Discovery Studio (DS) is a suite of software for modeling small and polymeric systems. It is developed and distributed by Dassault Systèmes BIOVIA (formerly Accellrys). This product suite features a robust academic collaboration program that supports scientific research and leverages many software algorithms originally developed in the scientific community, including CHARMM, MODELLER, DELPHI, ZDOCK, DMol3, and more. Key capabilities of DS currently include protein characterization (including protein-protein interactions), homology modeling, molecular mechanics calculations, and molecular dynamics simulations, structure-based drug design tools (including ligand-protein interactions, new drug design), molecular docking, small molecule-based drug design tools (including quantitative structure-activity relationship, pharmacophore, database screening, ADMET), design and analysis of combinatorial libraries. DS can be applied to the following research areas of life sciences: new drug discovery, bioinformatics, structural biology, enzymology, immunology, virology, genetics, and tumor research.
On the DS software platform, CD ComputaBio can provide customers with a full range of biopharmaceutical design support for performing hybrid QM/MM calculations, pharmacophore modeling, polymer design and validation, and more.
Homologous protein models are evaluated in DS mainly through Ramachandran plot and Profile-3D. Ramachandran plot is to evaluate the rationality of the backbone conformation of two adjacent peptide units by the minimum contact distance between non-bonded atoms in the protein and to represent the allowed and disallowed conformations in the protein. Profile-3D uses the 3D-1D scoring function to detect the matching relationship between the constructed model and its own amino acid sequence. The higher the score, the more reliable the homology model.

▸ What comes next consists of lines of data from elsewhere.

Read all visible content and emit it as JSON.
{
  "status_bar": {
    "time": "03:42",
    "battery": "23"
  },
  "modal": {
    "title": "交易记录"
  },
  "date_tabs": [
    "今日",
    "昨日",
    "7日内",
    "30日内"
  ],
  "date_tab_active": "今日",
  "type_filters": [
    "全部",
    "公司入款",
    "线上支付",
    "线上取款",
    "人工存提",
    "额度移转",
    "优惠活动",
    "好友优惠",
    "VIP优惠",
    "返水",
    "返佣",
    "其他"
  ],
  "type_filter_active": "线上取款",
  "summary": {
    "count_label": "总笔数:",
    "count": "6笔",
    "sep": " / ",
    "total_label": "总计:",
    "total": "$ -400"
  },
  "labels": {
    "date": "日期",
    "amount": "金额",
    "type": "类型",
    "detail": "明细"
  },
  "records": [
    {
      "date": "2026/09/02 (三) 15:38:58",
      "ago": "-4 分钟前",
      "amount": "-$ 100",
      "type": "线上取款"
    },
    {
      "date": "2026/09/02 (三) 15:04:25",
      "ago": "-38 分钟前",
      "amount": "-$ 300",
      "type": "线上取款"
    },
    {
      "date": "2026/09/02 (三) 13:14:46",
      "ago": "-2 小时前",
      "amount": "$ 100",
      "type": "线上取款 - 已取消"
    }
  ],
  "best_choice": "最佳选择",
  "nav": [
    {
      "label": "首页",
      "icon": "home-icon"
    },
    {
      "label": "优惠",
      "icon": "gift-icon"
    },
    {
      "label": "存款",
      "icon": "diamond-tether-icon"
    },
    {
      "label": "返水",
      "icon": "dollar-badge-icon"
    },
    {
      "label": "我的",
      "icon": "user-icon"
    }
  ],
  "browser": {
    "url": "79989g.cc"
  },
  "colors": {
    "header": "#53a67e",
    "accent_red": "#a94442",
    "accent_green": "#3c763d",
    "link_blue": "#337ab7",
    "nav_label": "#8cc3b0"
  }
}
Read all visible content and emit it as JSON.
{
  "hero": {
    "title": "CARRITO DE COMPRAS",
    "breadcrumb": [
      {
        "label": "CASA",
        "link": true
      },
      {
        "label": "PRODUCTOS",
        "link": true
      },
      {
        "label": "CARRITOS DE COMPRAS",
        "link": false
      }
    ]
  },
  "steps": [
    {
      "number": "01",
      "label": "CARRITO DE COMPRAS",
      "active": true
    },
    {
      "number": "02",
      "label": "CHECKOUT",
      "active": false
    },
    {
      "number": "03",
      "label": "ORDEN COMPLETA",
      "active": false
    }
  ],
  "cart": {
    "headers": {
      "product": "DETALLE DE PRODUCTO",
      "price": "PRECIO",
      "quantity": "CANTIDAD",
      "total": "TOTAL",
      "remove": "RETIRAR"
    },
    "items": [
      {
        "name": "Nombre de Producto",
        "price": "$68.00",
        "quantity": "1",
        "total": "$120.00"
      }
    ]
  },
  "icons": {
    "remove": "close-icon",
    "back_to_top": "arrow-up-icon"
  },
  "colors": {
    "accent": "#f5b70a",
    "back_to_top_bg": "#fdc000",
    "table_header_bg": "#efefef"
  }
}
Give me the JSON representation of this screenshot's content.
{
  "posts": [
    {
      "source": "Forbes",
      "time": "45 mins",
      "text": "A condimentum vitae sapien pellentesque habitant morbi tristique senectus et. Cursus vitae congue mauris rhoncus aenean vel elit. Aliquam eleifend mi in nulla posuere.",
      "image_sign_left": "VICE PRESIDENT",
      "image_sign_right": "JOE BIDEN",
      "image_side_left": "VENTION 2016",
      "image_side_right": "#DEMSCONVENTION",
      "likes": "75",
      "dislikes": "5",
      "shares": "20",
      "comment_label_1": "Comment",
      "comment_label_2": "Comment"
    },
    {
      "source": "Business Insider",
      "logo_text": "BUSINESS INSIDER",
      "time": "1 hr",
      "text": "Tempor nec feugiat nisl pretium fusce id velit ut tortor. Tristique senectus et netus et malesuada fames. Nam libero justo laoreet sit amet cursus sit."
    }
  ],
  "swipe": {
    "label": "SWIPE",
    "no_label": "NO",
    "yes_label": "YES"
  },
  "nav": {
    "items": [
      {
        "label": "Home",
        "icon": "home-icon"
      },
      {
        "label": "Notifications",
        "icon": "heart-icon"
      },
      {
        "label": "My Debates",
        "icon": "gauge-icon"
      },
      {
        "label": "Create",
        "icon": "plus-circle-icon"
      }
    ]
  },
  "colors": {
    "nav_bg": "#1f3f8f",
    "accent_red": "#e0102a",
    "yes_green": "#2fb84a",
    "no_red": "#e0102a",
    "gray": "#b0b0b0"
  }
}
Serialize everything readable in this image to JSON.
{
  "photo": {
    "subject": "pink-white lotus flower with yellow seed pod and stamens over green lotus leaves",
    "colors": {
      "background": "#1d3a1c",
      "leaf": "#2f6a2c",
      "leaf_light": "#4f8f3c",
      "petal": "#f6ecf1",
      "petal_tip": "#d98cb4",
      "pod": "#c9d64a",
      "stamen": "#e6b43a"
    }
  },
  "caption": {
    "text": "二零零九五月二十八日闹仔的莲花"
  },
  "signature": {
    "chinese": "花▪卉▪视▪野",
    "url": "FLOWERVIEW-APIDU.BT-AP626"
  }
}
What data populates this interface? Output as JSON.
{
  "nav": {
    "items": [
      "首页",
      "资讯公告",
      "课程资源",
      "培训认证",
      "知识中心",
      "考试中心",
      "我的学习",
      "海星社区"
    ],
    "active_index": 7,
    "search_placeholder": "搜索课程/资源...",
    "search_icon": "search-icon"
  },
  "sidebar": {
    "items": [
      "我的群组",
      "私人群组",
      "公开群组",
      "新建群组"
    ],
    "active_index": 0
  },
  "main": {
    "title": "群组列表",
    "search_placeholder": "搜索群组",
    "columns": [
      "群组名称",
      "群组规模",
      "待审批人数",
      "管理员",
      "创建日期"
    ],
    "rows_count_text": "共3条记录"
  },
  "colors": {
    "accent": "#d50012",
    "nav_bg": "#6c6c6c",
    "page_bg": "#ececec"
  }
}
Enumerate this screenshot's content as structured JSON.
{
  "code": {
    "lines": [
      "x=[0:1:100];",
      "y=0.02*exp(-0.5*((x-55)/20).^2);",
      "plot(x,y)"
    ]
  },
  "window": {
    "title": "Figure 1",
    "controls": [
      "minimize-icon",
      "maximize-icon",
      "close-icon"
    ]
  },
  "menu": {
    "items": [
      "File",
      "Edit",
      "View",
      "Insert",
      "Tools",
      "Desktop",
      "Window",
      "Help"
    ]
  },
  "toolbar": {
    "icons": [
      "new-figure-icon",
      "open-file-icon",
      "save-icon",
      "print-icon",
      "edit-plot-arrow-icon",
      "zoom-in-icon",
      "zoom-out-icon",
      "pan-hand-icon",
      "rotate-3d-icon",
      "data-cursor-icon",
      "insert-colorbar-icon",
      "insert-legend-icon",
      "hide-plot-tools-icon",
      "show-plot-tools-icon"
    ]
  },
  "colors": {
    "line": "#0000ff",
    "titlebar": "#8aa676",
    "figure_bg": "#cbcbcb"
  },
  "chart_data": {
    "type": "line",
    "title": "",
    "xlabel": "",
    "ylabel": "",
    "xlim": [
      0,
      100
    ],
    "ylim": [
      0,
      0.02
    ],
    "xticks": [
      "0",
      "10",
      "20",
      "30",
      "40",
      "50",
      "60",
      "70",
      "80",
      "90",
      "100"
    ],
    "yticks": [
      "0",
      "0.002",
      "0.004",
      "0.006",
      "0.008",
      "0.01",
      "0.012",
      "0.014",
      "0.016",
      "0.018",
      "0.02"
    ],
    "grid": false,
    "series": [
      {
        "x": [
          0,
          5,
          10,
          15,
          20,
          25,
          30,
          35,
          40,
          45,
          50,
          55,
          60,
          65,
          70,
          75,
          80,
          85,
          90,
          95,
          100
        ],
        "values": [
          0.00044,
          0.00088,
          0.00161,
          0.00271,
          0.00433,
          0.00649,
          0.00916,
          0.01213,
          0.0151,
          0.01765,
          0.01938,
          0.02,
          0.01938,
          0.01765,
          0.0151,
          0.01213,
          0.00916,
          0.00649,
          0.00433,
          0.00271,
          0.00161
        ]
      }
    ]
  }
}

Fig 1. Antibody modeling sample
ADMET properties refer to the absorption, distribution, metabolism, excretion, and toxicity of molecules in the organism.
A pharmacophore is a collection of steric and electronic features necessary to ensure optimal molecular interaction with a specific biological target structure and trigger (or prevent) its biological response.
Amino acid site-directed mutagenesis of proteins can be used in the design of enzymes and antibodies to improve binding affinity.